The problem is one we’ve been hearing about time and again throughout the pickleball community: a lack of courts. We know what you’re thinking: “You call that a good problem?” Well, it is when the reason behind this conundrum is due in part to pickleball’s exploding popularity.
But never fear, we have a solution!
In a previous blog, we shared some helpful tips on how to get pickleball in your community, where one tip mentioned temporarily transforming tennis courts into pickleball courts. We hope that tip helped plant a seed in your mind to head out to your local YMCA or community park and start playing pickleball.

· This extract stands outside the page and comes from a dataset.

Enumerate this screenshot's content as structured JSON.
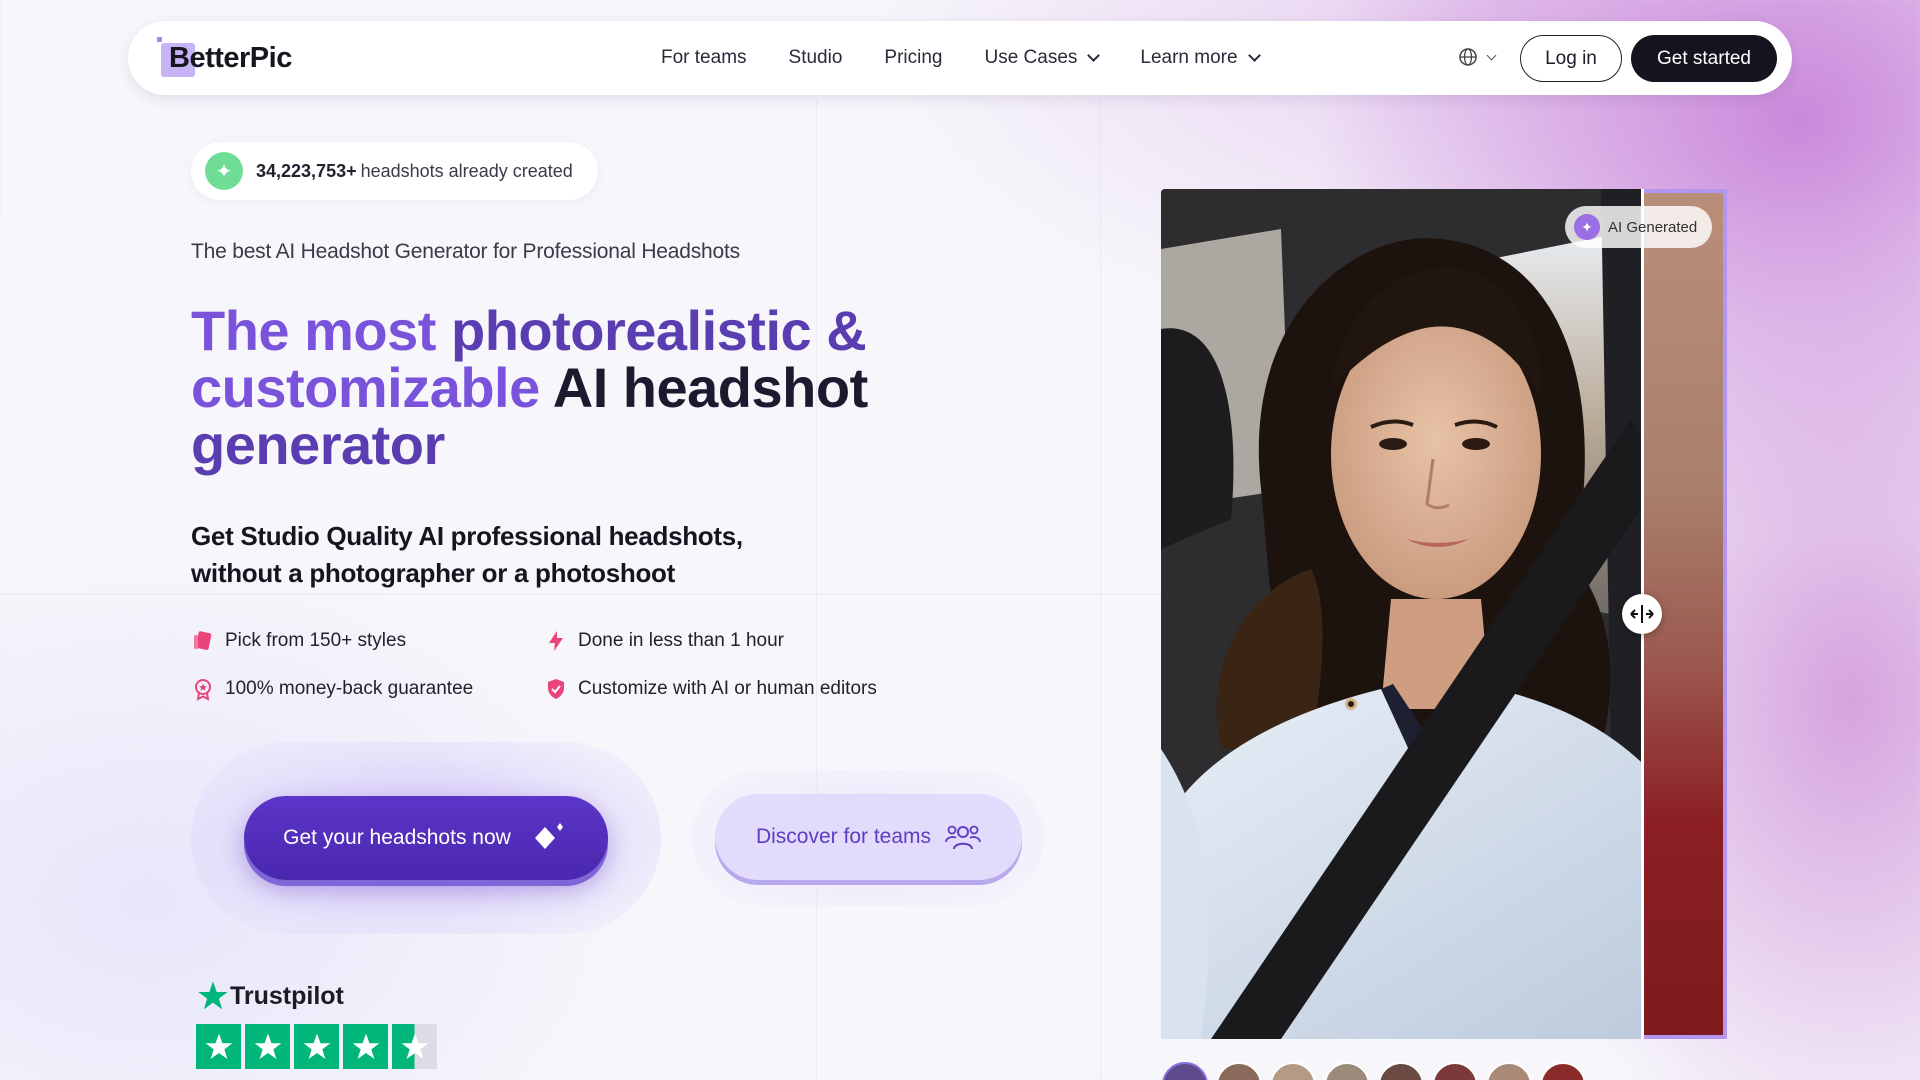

We also hope that it didn’t leave you standing on a tennis court, pickleball gear in hand, with a puzzled look on your face, wondering how that transformation was actually going to happen. But just in case it did, we’re going to give you the low-down on how to temporarily transform a tennis court into a pickleball court.
Our resident pickleball expert, Chuck Vietmeier, put together a few diagrams to show you how to do it.
For starters, a standard tennis court pad is 60’x120’ and the minimum recommended size for a pickleball court is 30’x60’ – a perfect fit. Because the minimum dimensions of a pickleball court are exactly one fourth the size of a tennis court, it is possible to put four pickleball courts in the confines of a tennis court. However, if the tennis court has angled corners, then two can fit perfectly.
Here’s an example:
Because we’re talking about temporary courts, a portable net will be your best bet. If you’re converting the tennis court to two pickleball courts, the tennis net can act as a backstop between the two pickleball courts.
Now let’s double that number and find out how to place four pickleball courts on one tennis court.
Let’s say the tennis court that you’re working with doesn’t have angled corners. That’s no problem. Simply move the courts two feet so that there is an eight-foot distance between the pickleball baseline and the backstops. It’s important to note that the lines should coincide as much as possible with the tennis court lines. This helps minimize confusion for players. Finally, keep in mind that the above diagram doesn’t allow room for fences between the side-by-side courts.
As pickleball’s popularity is on the rise, court time is at a premium. So, if you can snag a tennis court, take note of the how-to info we just shared to temporarily transform it into some pickleball courts and start playing! Plus, by turning one court into two (or four!) there’s plenty of room to invite some friends to play too!